    Australia had been made aware of his government’s no internet censorship stance, he said, adding that the US has had “healthy discussions” with its Australian counterparts on the matter.

    “On the issue of the internet we have been very clear. The internet needs to be free,” Mr Bleich said. “It needs to be free the way we have said skies have to be free, outer space has to be free, the polar caps have to be free, the oceans have to be free. They’re shared resources of all the people in the world.

    “To the extent that there are disagreements (about) trying to find the right balance between law enforcement and respecting that general principle, we work with our friends, and so we’ve been working with Australia on this issue, we’ve had healthy discussions and … I’m sure we’ll be able to find the path forward.”

    The US had told Australia child pornographers could be nabbed without the use of internet filters, Mr Bleich said.

    “What we’ve said is we have been able to accomplish the goals that Australia has described, which is to capture and prosecute child pornographers and others who use the internet for terrible purposes, without having to use internet filters,” he said.

    “We have other means and we are willing to share our efforts with them in order to allow them to at least look at a range of choices as opposed to moving in one particular direction … It’s an ongoing conversation.”

    Read more here.  The Sydney Morning Herald also reported the Ambassador’s comments here.  And you can watch the show here.

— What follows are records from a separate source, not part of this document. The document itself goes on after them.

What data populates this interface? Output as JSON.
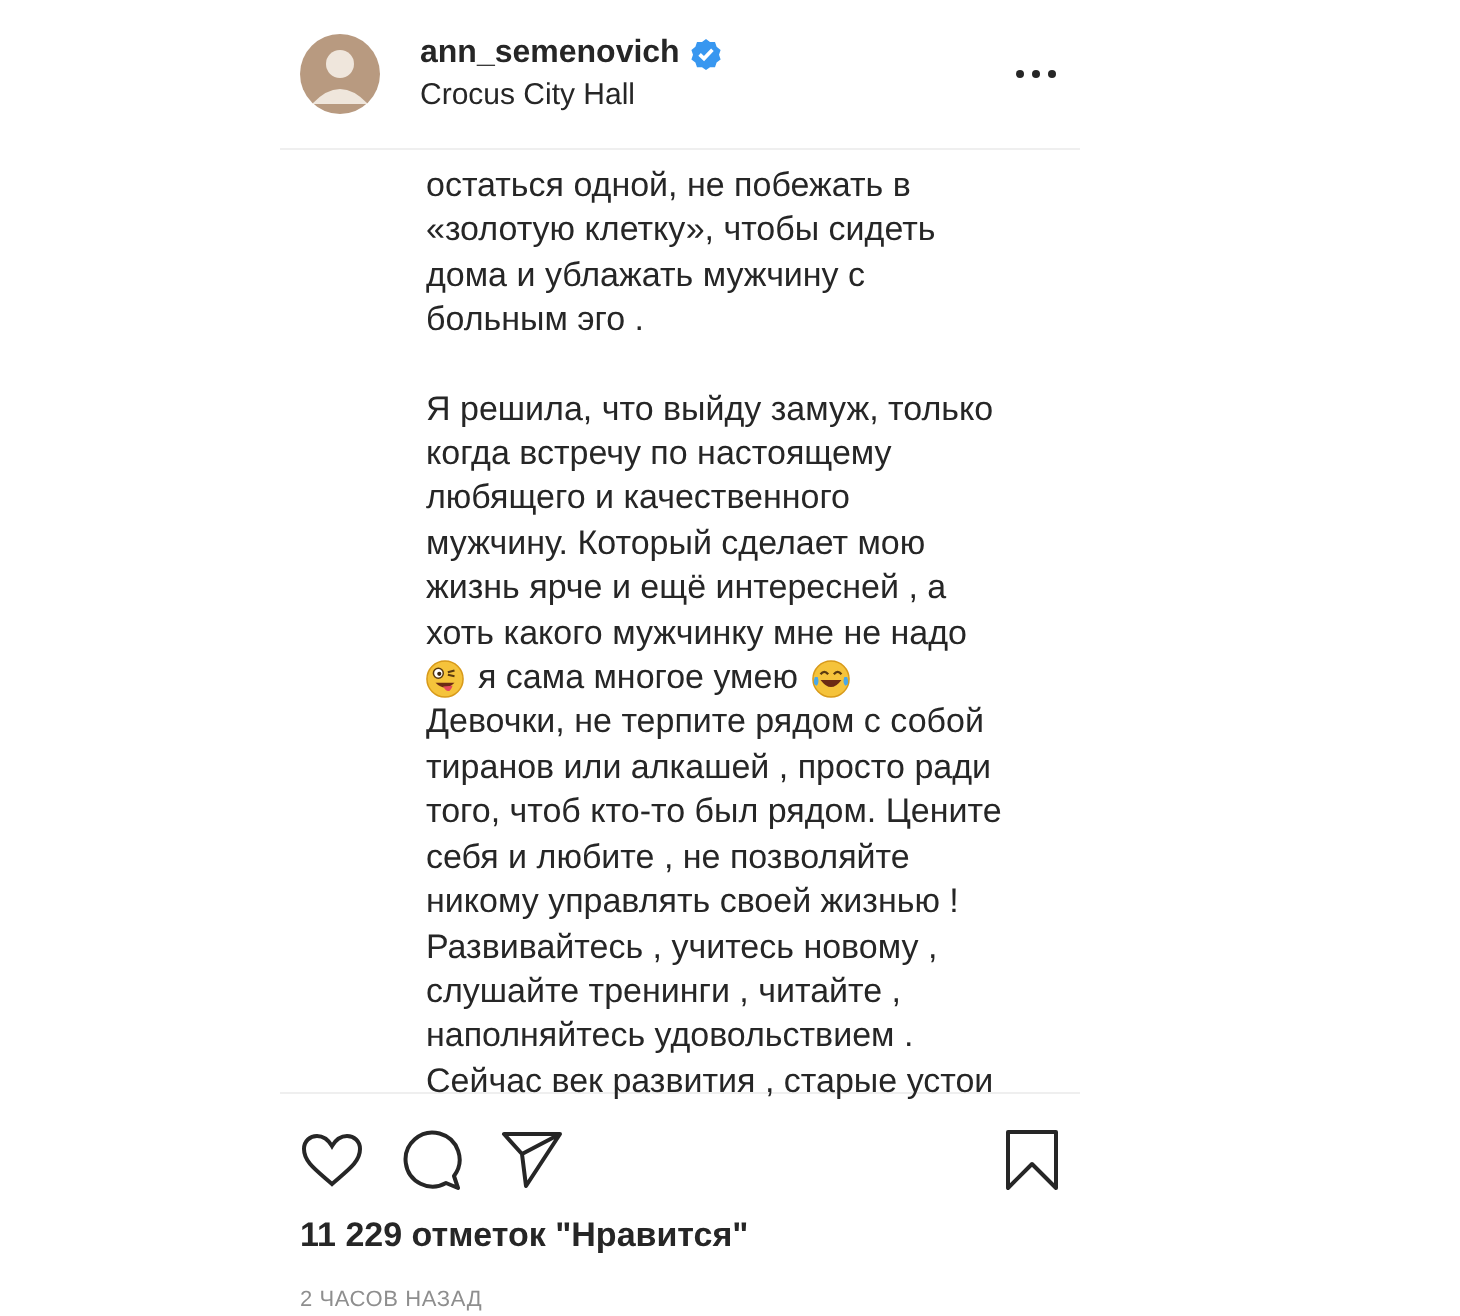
{
  "header": {
    "username": "ann_semenovich",
    "verified": true,
    "location": "Crocus City Hall"
  },
  "caption": {
    "paragraphs": [
      {
        "lines": [
          {
            "kind": "text",
            "text": "остаться одной, не побежать в"
          },
          {
            "kind": "text",
            "text": "«золотую клетку», чтобы сидеть"
          },
          {
            "kind": "text",
            "text": "дома и ублажать мужчину с"
          },
          {
            "kind": "text",
            "text": "больным эго ."
          }
        ]
      },
      {
        "lines": [
          {
            "kind": "text",
            "text": "Я решила, что выйду замуж, только"
          },
          {
            "kind": "text",
            "text": "когда встречу по настоящему"
          },
          {
            "kind": "text",
            "text": "любящего и качественного"
          },
          {
            "kind": "text",
            "text": "мужчину. Который сделает мою"
          },
          {
            "kind": "text",
            "text": "жизнь ярче и ещё интересней , а"
          },
          {
            "kind": "text",
            "text": "хоть какого мужчинку мне не надо"
          },
          {
            "kind": "emoji",
            "text": "я сама многое умею"
          },
          {
            "kind": "text",
            "text": "Девочки, не терпите рядом с собой"
          },
          {
            "kind": "text",
            "text": "тиранов или алкашей , просто ради"
          },
          {
            "kind": "text",
            "text": "того, чтоб кто-то был рядом. Цените"
          },
          {
            "kind": "text",
            "text": "себя и любите , не позволяйте"
          },
          {
            "kind": "text",
            "text": "никому управлять своей жизнью !"
          },
          {
            "kind": "text",
            "text": "Развивайтесь , учитесь новому ,"
          },
          {
            "kind": "text",
            "text": "слушайте тренинги , читайте ,"
          },
          {
            "kind": "text",
            "text": "наполняйтесь удовольствием ."
          },
          {
            "kind": "text",
            "text": "Сейчас век развития , старые устои"
          }
        ]
      }
    ]
  },
  "likes": "11 229 отметок \"Нравится\"",
  "time": "2 ЧАСОВ НАЗАД"
}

    This is just another indicator of the pressure that Senator Stephen Conroy and his Internet censorship policy are under.